After six long months Ian finally completed his planned chemotherapy. Unfortunately it didn't end there. Ian's cancer quickly returned and at age 15 months Ian began radiation therapy. Even more horrendous than putting a baby through chemotherapy is putting a toddler through radiation. One must stay completely still during radiation treatments so the beams can be pointed directly at the tumors. In Ian's case the beams were pointed along his eyebrow and upper cheek bone. In order to keep small children still for radiation they are put under anesthesia. Ian had anesthesia daily Monday through Friday for 22 days. Anyone who has ever had anesthesia knows this means nothing to eat or drink after midnight. Daily for 22 days with a 15 month old please, it was torture for him and for us. Not to mention the radiation burns, blistering burns to poor Ian's face. Again our home hospital was back in business with round the clock pain medication for the burns and IV fluids.
Unfortunately Ian's cancer again quickly returned. Ian had a radioactive implant surgically sewn into his left eye at age 22 months. Talk about painful, have you ever had an eyelash in your eye ouch. Now imagine something sewn onto your retina and kept there for 4 or 5 days. This implant was finally effective at killing the cancer in Ian's left eye. However we learned about 2 months later that it left him completely blind in this eye.
After about 2 years of fighting and being told Ian's vision was anywhere from normal to "legally blind" Ian now had vision in only his right eye. Six months later his cancer came back in this right eye. We were terrified that Ian would also lose vision in this eye. As were his doctors. At age 3 Ian began training to use an orientation and mobility cane (the white cane used by the blind to get around), and he was introduced to braille. Fearing the worst we applied for and were granted a wish from Make a wish of the midsouth. As I believe every child should SEE Mickey Mouse we took Ian to Disneyworld and he SAW Mickey, Minnie and the gang. Despite our doctor's best efforts using laser therapy the tumor in Ian's right eye continued to grow. Another radioactive implant had to be placed. Just before Ian's 4th birthday this was done. We were very concerned this implant would destroy Ian's remaining vision but it had to be done to stop this cancer. Fortunately, this implant was successful and killing Ian's cancer and did not further harm his vision.
The treatment for this cancer has left Ian's retina severely damaged. We have to be continuously concerned about bleeding in the retina, as this could damage Ian's remaining vision. On our last assessment Ian's vision was 20/80 in his right eye. Ian has had cataracts, as a result of radiation, removed from both of his eyes. I would like to ask everyone to go gold for childhood cancer awareness.

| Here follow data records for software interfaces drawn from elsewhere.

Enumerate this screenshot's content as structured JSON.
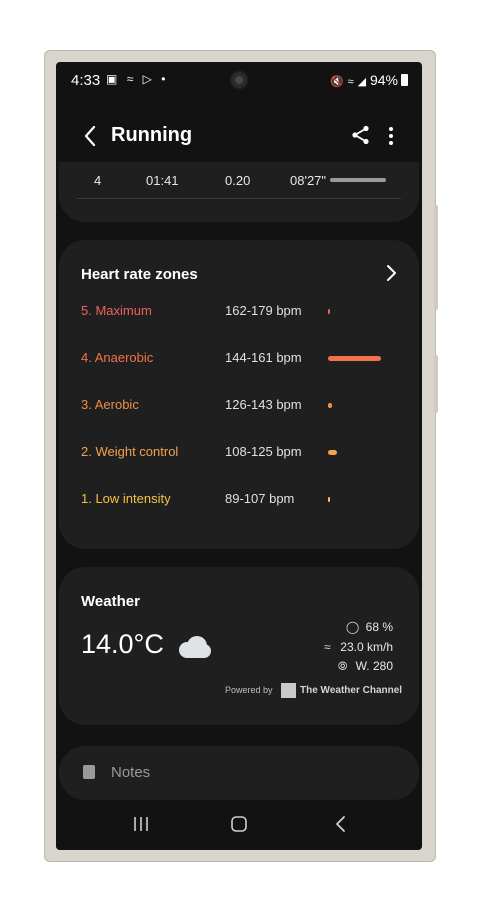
{
  "status_bar": {
    "time": "4:33",
    "left_icons": [
      "image-icon",
      "wind-icon",
      "play-store-icon",
      "dot-icon"
    ],
    "battery": "94%",
    "right_icons": [
      "mute-icon",
      "wifi-icon",
      "signal-icon",
      "battery-icon"
    ]
  },
  "header": {
    "title": "Running"
  },
  "laps": {
    "lap": "4",
    "time": "01:41",
    "distance": "0.20",
    "pace": "08'27\"",
    "bar_fill": 1.0
  },
  "heart_rate": {
    "title": "Heart rate zones",
    "zones": [
      {
        "name": "5. Maximum",
        "range": "162-179 bpm",
        "color": "#f0605a",
        "fraction": 0.03
      },
      {
        "name": "4. Anaerobic",
        "range": "144-161 bpm",
        "color": "#f2734a",
        "fraction": 1.0
      },
      {
        "name": "3. Aerobic",
        "range": "126-143 bpm",
        "color": "#f28c4a",
        "fraction": 0.07
      },
      {
        "name": "2. Weight control",
        "range": "108-125 bpm",
        "color": "#f5a24a",
        "fraction": 0.17
      },
      {
        "name": "1. Low intensity",
        "range": "89-107 bpm",
        "color": "#f7c145",
        "fraction": 0.03
      }
    ]
  },
  "weather": {
    "title": "Weather",
    "temperature": "14.0°C",
    "humidity": "68 %",
    "wind_speed": "23.0 km/h",
    "wind_direction": "W. 280",
    "powered_by": "Powered by",
    "provider": "The Weather Channel",
    "logo_text": "The Weather Channel"
  },
  "notes": {
    "label": "Notes"
  },
  "nav": {
    "items": [
      "recents-icon",
      "home-icon",
      "back-icon"
    ]
  }
}
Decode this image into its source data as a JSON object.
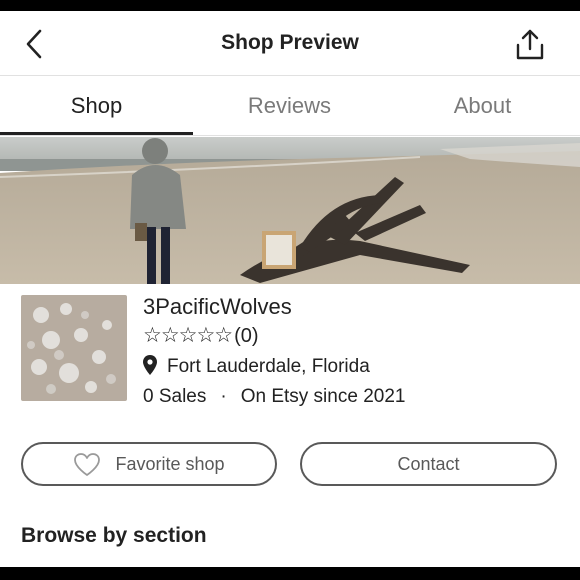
{
  "header": {
    "title": "Shop Preview",
    "back_icon": "chevron-left-icon",
    "share_icon": "share-icon"
  },
  "tabs": [
    {
      "label": "Shop",
      "active": true
    },
    {
      "label": "Reviews",
      "active": false
    },
    {
      "label": "About",
      "active": false
    }
  ],
  "shop": {
    "name": "3PacificWolves",
    "stars": "☆☆☆☆☆",
    "review_count": "(0)",
    "location": "Fort Lauderdale, Florida",
    "sales": "0 Sales",
    "separator": "·",
    "since": "On Etsy since 2021"
  },
  "actions": {
    "favorite_label": "Favorite shop",
    "contact_label": "Contact"
  },
  "sections": {
    "heading": "Browse by section"
  },
  "colors": {
    "text": "#222222",
    "muted": "#7a7a7a",
    "button_border": "#595959"
  }
}
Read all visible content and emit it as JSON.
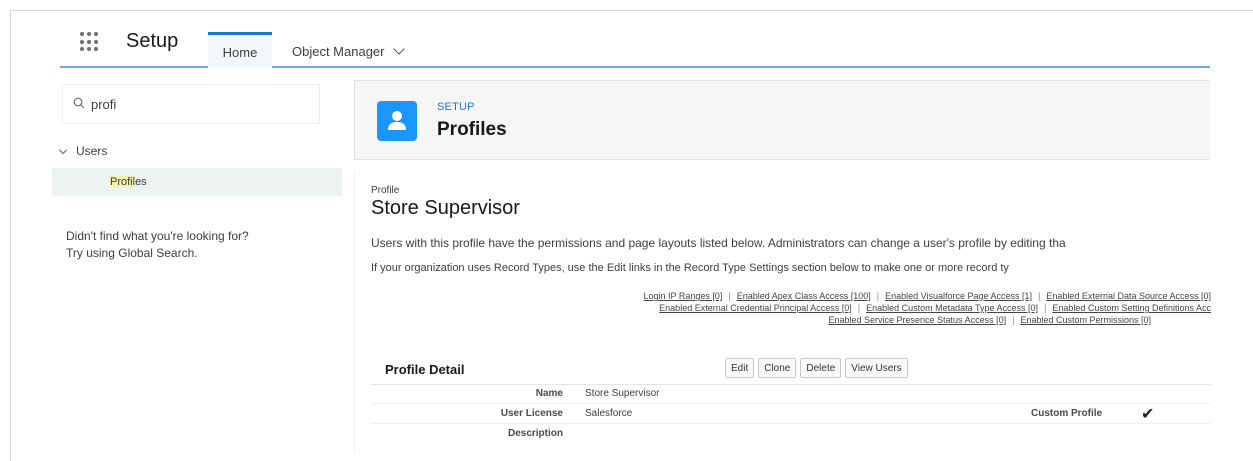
{
  "nav": {
    "app_name": "Setup",
    "tabs": [
      {
        "label": "Home",
        "active": true
      },
      {
        "label": "Object Manager",
        "active": false
      }
    ]
  },
  "sidebar": {
    "search": {
      "value": "profi",
      "icon": "search-icon"
    },
    "tree": {
      "group_label": "Users",
      "item_label_highlight": "Profi",
      "item_label_rest": "les"
    },
    "help_line1": "Didn't find what you're looking for?",
    "help_line2": "Try using Global Search."
  },
  "header": {
    "eyebrow": "SETUP",
    "title": "Profiles",
    "icon": "user-icon",
    "icon_color": "#1b96ff"
  },
  "profile": {
    "breadcrumb": "Profile",
    "name": "Store Supervisor",
    "para1": "Users with this profile have the permissions and page layouts listed below. Administrators can change a user's profile by editing tha",
    "para2": "If your organization uses Record Types, use the Edit links in the Record Type Settings section below to make one or more record ty",
    "links": {
      "row1": [
        "Login IP Ranges [0]",
        "Enabled Apex Class Access [100]",
        "Enabled Visualforce Page Access [1]",
        "Enabled External Data Source Access [0]"
      ],
      "row2": [
        "Enabled External Credential Principal Access [0]",
        "Enabled Custom Metadata Type Access [0]",
        "Enabled Custom Setting Definitions Acc"
      ],
      "row3": [
        "Enabled Service Presence Status Access [0]",
        "Enabled Custom Permissions [0]"
      ]
    },
    "detail": {
      "title": "Profile Detail",
      "buttons": [
        "Edit",
        "Clone",
        "Delete",
        "View Users"
      ],
      "name_label": "Name",
      "name_value": "Store Supervisor",
      "license_label": "User License",
      "license_value": "Salesforce",
      "custom_label": "Custom Profile",
      "description_label": "Description"
    }
  },
  "colors": {
    "accent": "#1b75d0",
    "nav_underline": "#6ea8dc",
    "highlight": "#f4f1a8"
  }
}
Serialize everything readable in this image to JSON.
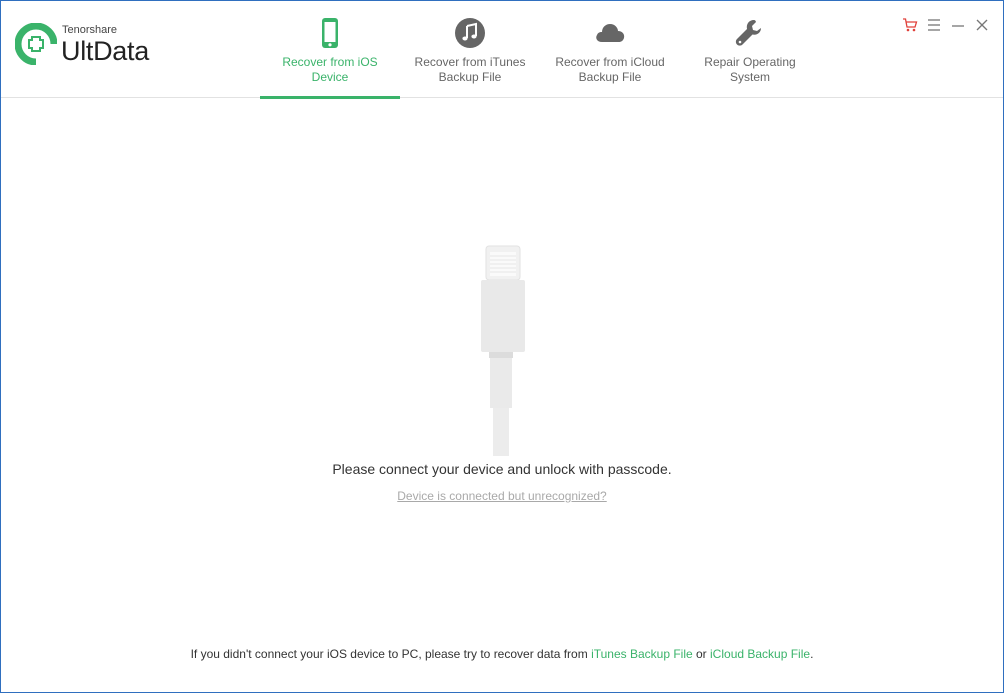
{
  "app": {
    "brand_small": "Tenorshare",
    "brand_name": "UltData",
    "accent_color": "#3ab36a"
  },
  "tabs": [
    {
      "label": "Recover from iOS\nDevice",
      "icon": "phone-icon",
      "active": true
    },
    {
      "label": "Recover from iTunes\nBackup File",
      "icon": "music-note-icon",
      "active": false
    },
    {
      "label": "Recover from iCloud\nBackup File",
      "icon": "cloud-icon",
      "active": false
    },
    {
      "label": "Repair Operating\nSystem",
      "icon": "wrench-icon",
      "active": false
    }
  ],
  "window_controls": {
    "cart": "cart-icon",
    "menu": "menu-icon",
    "minimize": "minimize-icon",
    "close": "close-icon"
  },
  "main": {
    "connect_message": "Please connect your device and unlock with passcode.",
    "unrecognized_link": "Device is connected but unrecognized?"
  },
  "footer": {
    "prefix": "If you didn't connect your iOS device to PC, please try to recover data from ",
    "itunes_link": "iTunes Backup File",
    "middle": " or ",
    "icloud_link": "iCloud Backup File",
    "suffix": "."
  }
}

5 month glare - this picture shows the tumor's reflection from the camera flash
chemo - Ian in the hospital shortly after he was diagnosed during chemo treatments
radiation burns - this shows how the radiation burnt his eyes and face
radiation implant - this picture was taken while he was in the hospital have a radiation disc implanted in his eye
Ian playing hockey 2013